Segment Start: Records provided

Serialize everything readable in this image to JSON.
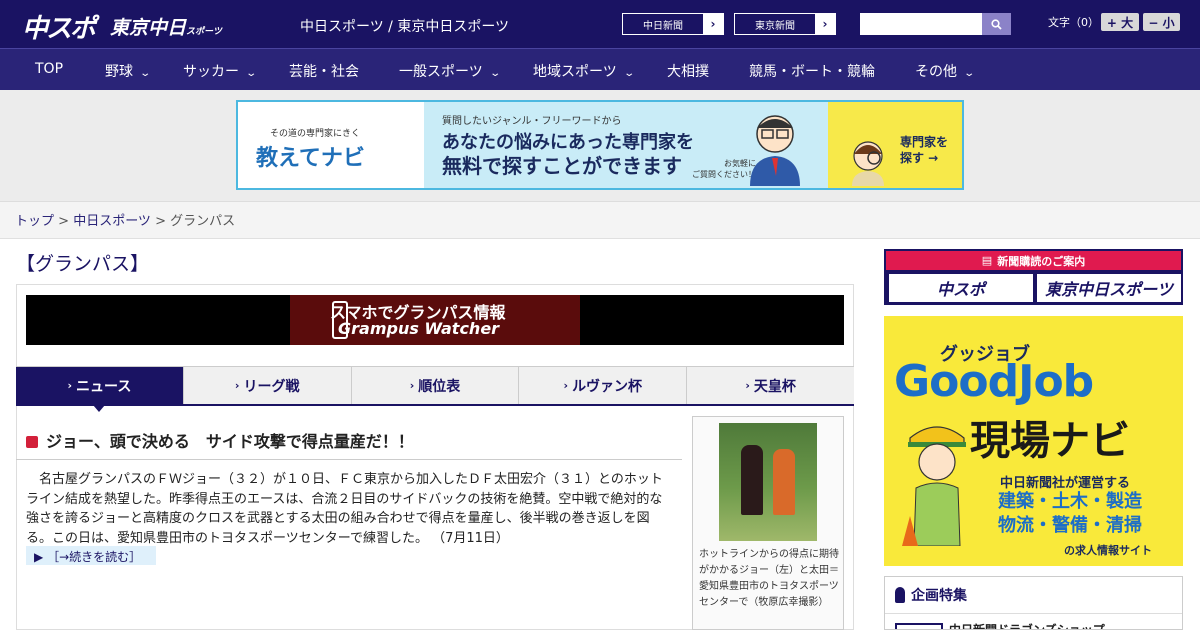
{
  "header": {
    "logo_main": "中スポ",
    "logo_sub": "東京中日",
    "logo_sub_small": "スポーツ",
    "site_title": "中日スポーツ / 東京中日スポーツ",
    "ext_links": [
      "中日新聞",
      "東京新聞"
    ],
    "search_placeholder": "",
    "font_label": "文字（0）",
    "font_bigger": "+ 大",
    "font_smaller": "− 小"
  },
  "nav": {
    "items": [
      {
        "label": "TOP"
      },
      {
        "label": "野球",
        "dropdown": true
      },
      {
        "label": "サッカー",
        "dropdown": true
      },
      {
        "label": "芸能・社会"
      },
      {
        "label": "一般スポーツ",
        "dropdown": true
      },
      {
        "label": "地域スポーツ",
        "dropdown": true
      },
      {
        "label": "大相撲"
      },
      {
        "label": "競馬・ボート・競輪"
      },
      {
        "label": "その他",
        "dropdown": true
      }
    ]
  },
  "ad_banner": {
    "small": "その道の専門家にきく",
    "logo": "教えてナビ",
    "line1": "質問したいジャンル・フリーワードから",
    "line2": "あなたの悩みにあった専門家を",
    "line3": "無料で探すことができます",
    "note": "お気軽に\nご質問ください！",
    "cta": "専門家を\n探す →"
  },
  "breadcrumb": {
    "items": [
      "トップ",
      "中日スポーツ",
      "グランパス"
    ]
  },
  "page": {
    "heading": "【グランパス】",
    "app_banner_line1": "スマホでグランパス情報",
    "app_banner_line2": "Grampus Watcher"
  },
  "tabs": [
    {
      "label": "ニュース",
      "active": true
    },
    {
      "label": "リーグ戦"
    },
    {
      "label": "順位表"
    },
    {
      "label": "ルヴァン杯"
    },
    {
      "label": "天皇杯"
    }
  ],
  "article": {
    "title": "ジョー、頭で決める　サイド攻撃で得点量産だ！！",
    "body": "　名古屋グランパスのＦＷジョー（３２）が１０日、ＦＣ東京から加入したＤＦ太田宏介（３１）とのホットライン結成を熱望した。昨季得点王のエースは、合流２日目のサイドバックの技術を絶賛。空中戦で絶対的な強さを誇るジョーと高精度のクロスを武器とする太田の組み合わせで得点を量産し、後半戦の巻き返しを図る。この日は、愛知県豊田市のトヨタスポーツセンターで練習した。",
    "date": "（7月11日）",
    "more_label": "［→続きを読む］",
    "photo_caption": "ホットラインからの得点に期待がかかるジョー（左）と太田＝愛知県豊田市のトヨタスポーツセンターで（牧原広幸撮影）"
  },
  "sidebar": {
    "subscribe_title": "新聞購読のご案内",
    "subscribe_buttons": [
      "中スポ",
      "東京中日スポーツ"
    ],
    "goodjob": {
      "kana": "グッジョブ",
      "brand": "GoodJob",
      "title": "現場ナビ",
      "sub": "中日新聞社が運営する",
      "jobs1": "建築・土木・製造",
      "jobs2": "物流・警備・清掃",
      "foot": "の求人情報サイト"
    },
    "feature_title": "企画特集",
    "feature_item": "中日新聞ドラゴンズショップ"
  },
  "colors": {
    "header_bg": "#1a1363",
    "nav_bg": "#2a2478",
    "accent_red": "#d3203a",
    "subscribe_red": "#e01a4f",
    "goodjob_yellow": "#f9e93a"
  }
}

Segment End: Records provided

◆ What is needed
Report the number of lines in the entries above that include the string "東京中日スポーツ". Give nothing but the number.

◆ Response to this exercise
2